OTHER CRIME FICTION SET IN GREECE

There are several authors writing crime series set in Greece. Paul Johnston has Alexander Mavros who is a private investigator based in Athens. I’ve read The Silver Stain which tells the story of murder on the set of a movie being shot in Crete. Murder in Mykonos is the first book in the series by Jeffrey Siger. His protagonist is Andreas Kaldis, a former Athens detective. The story opens when a female tourist is discovered on a pile of bones under the floor of a remote mountain church. This starts a hunt for a ritualistic killer.
img_4445My favourite writer in this genre is Anne Zouroudi who writes stories involving her detective Hermes Dicktoros. What makes these books stand out for me is the way Anne writes about the landscape that is Greece. She has only just published the eighth in the series which I haven’t read so I’ll confine my comments to quoting some of the blurb on Amazon. “The Gifts of Poseidon is a hymn to Greece, to its beauty, its people and its food. Against this delectable back-drop, it is above all a compelling and dramatic story of the extraordinary sacrifices ordinary people will make to protect the ones they love. Anne Zouroudi writes beautifully – her books have all the sparkle and light of the island landscapes in which she sets them… Lovely, delicious prose and plot – as tasty as one of those irresistible honey-soaked Greek confections. Diaktoros is a delight.” (Alexander McCall Smith).

 

NOTE: I’ve read most of the books above, and will read the rest in the near future. Still, I’d like to add some more options to the list.

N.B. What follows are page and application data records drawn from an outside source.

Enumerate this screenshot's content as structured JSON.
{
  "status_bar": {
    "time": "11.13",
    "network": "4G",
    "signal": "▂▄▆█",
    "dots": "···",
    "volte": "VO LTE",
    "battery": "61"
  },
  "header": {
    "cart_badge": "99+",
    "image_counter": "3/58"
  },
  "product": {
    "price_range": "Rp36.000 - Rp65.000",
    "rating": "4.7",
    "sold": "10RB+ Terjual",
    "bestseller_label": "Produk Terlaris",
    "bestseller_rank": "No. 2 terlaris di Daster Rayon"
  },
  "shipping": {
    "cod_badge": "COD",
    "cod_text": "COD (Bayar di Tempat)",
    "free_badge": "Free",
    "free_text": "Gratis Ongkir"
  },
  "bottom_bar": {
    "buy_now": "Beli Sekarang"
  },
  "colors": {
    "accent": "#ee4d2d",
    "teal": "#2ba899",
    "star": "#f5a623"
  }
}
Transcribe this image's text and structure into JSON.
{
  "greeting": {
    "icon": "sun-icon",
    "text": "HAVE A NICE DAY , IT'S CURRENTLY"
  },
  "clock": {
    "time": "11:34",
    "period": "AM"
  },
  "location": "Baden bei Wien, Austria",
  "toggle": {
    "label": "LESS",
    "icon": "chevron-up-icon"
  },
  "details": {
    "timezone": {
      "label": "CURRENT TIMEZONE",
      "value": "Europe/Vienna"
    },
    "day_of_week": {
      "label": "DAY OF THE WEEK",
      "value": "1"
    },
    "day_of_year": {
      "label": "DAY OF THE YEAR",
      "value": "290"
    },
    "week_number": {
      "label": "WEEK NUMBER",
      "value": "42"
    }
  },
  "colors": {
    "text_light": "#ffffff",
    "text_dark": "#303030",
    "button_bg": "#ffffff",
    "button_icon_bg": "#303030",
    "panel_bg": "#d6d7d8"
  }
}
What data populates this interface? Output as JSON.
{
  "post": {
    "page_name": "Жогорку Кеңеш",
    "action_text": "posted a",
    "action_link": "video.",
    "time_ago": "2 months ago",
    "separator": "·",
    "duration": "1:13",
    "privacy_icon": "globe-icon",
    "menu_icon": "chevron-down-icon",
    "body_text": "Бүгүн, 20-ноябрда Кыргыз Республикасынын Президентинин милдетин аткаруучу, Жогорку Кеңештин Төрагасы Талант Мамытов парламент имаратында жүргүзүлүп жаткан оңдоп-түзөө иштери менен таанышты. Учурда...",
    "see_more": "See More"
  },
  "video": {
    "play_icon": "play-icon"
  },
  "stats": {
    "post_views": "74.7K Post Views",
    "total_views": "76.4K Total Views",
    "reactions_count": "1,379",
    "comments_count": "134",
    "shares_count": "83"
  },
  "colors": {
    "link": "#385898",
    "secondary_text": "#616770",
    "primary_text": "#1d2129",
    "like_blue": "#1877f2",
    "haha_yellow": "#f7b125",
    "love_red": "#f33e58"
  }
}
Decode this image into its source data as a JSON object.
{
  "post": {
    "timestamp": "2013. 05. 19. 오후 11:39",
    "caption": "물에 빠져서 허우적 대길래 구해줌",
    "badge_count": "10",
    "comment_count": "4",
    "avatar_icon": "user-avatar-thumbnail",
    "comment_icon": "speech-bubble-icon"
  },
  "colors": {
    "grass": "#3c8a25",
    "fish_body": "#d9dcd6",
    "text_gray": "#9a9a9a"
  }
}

Eleni, by Nicholas Gage, is the gripping and often harrowing story of a mother determined to protect her children from the ravages of the Greek civil War at all costs and ultimately her own life. A true story (about Gage’s mother) and a must for any fan of Greek history.

The books of Mary Renault about Ancient Greece. Here is what Hilary Mantel has to say about them: “Mary Renault is a shining light to both historical novelists and their readers. She does not pretend the past is like the present, or that the people of ancient Greece were just like us. She shows us their strangeness; discerning, sure-footed, challenging our values, piquing our curiosity, she leads us through an alien landscape that moves and delights us.” I read them all as a teenager and this has made me want to re-read.

The Petros Markaris mysteries, which feature Inspector Costas Haritos and could be compared to the novels of Donna Leon, only set in Athens instead of Venice. They give a comprehensive image of modern Greece. 

I apologize for not putting in links to all the book but, frankly, I could not be bothered as it takes forever. They can all be found on Amazon.